I want jobs websites specifically for waterfowl faecal rendering specialists.  I want 10,000-word reminiscences of every politician in the country from everyone they ever went to school with, also their results, disciplinary records, and scanned PDFs of their homework.  I want insider revelations of every dirty trick used by every single profession, from actuaries to zoologists, to separate people from their money.  I want to download endless hours of whalesong, or at the very least a passable dolphin tribute act, to help my insomnia.  I want pictorial tutorials on how to replace every single part in every single consumer appliance ever made, from cars to electric chairs.  I want to know what the second assistant cameraman on “Metropolis” thought of director Fritz Lang, I want to know how many joints George Harrison smoked while watching Lennon and McCartney squabble over the creation of “Let It Be”, and I want to know exactly where in Upton Park my Uncle Billy stood as he cheered the Hammers on to victory over Ipswich in April 1986.

After all, information wants to be free [(TM) and (C) Selected Sarcasm Corporation 2020. All Rights Reserved].

Manual? What Manual?

I’m a parent – no, really, it’s true – and let me tell you, no-one could be more shocked than I. Does every father live as I do, in constant dread of the hand on the shoulder and the words “Sorry sir, been a bit of a mix-up”?  Or the inevitable letter from the Department of Ensuring All Destinies Run As They Should (DEADRATS), clarifying that only individuals of the highest mental and emotional calibre are permitted to have children, and that as a Grade-3 Minor Idiot (Category B), I unfortunately don’t qualify?

The lament is often heard that children don’t come with an instruction manual. That sounds reasonable, but it’s total BS coming from a dad. Because dads don’t read manuals anyway. We just pick up the DVD recorder, hedge strimmer, or 15-month-old baby girl, and expect it to operate within specified manufacturing parameters.

But being a dad is incredibly hard. Since I never seem to hear any other dads saying this – they’re too busy romping off with their sons on 6am camping expeditions, or teaching their daughters kung-fu – I assume there was some sort of no-complaining clause in the paperwork that I never received because of the whole mix-up by DEADRATS. Or else those other dads are just better than me.

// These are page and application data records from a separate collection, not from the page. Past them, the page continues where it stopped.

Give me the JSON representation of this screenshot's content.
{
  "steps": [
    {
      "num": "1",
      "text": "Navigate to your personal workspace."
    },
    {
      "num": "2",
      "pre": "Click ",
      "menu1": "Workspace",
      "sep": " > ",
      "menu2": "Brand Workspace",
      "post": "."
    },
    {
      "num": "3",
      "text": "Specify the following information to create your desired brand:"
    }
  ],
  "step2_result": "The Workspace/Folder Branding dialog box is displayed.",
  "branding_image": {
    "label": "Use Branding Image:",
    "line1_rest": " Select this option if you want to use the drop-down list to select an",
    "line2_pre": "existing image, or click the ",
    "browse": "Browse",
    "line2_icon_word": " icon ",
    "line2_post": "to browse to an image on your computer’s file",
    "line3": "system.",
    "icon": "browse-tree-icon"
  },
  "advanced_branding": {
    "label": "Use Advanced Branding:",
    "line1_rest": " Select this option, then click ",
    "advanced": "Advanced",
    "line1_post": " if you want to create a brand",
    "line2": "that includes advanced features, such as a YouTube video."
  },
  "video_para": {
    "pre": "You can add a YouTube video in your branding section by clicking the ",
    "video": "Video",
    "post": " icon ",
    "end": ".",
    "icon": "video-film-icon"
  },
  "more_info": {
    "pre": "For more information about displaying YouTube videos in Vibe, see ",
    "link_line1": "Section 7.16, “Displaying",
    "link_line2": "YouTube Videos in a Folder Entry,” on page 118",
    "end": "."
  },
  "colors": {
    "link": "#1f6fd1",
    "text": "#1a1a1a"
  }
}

Maybe, though, they’re not: maybe they’re more like icebergs, just 10% showing above the surface, but underneath, they’re paddling like crazy. Or do I mean swans? Possibly ducks? Hard to say. What is an analogy, after all, but a pig with five legs? The point is, possession doesn’t automatically confer expertise. Just because you own a few kids doesn’t mean you know how to operate them. That takes years – and even then, you’re probably only familiar with a fraction of their functions.

Of course the rewards of parenthood are among the most wonderful experiences this world can offer (and I speak here as someone who has seen the Northern Lights dozens of times, on Youtube). Every evening when I get in from work I’m greeted by stampeding feet and the giddy, affectionate sounds of happiness. But that’s enough about the dog. The kids might look up briefly from the TV too, if I’m lucky.

Sadly, though, there are no DEADRATS watching over us. DEADRATS don’t exist at all, unless, possibly, maybe in the health service somewhere. It’s entirely up to us to make sure things Run As They Should. But as the philosopher-poet Ralph W. Emerson  said, “Do not go where the path may lead, go instead where there is no path and leave a trail.”

Hard as it is to take advice from a guy whose middle name is Waldo, I think that where parenting is concerned, there’s no other choice.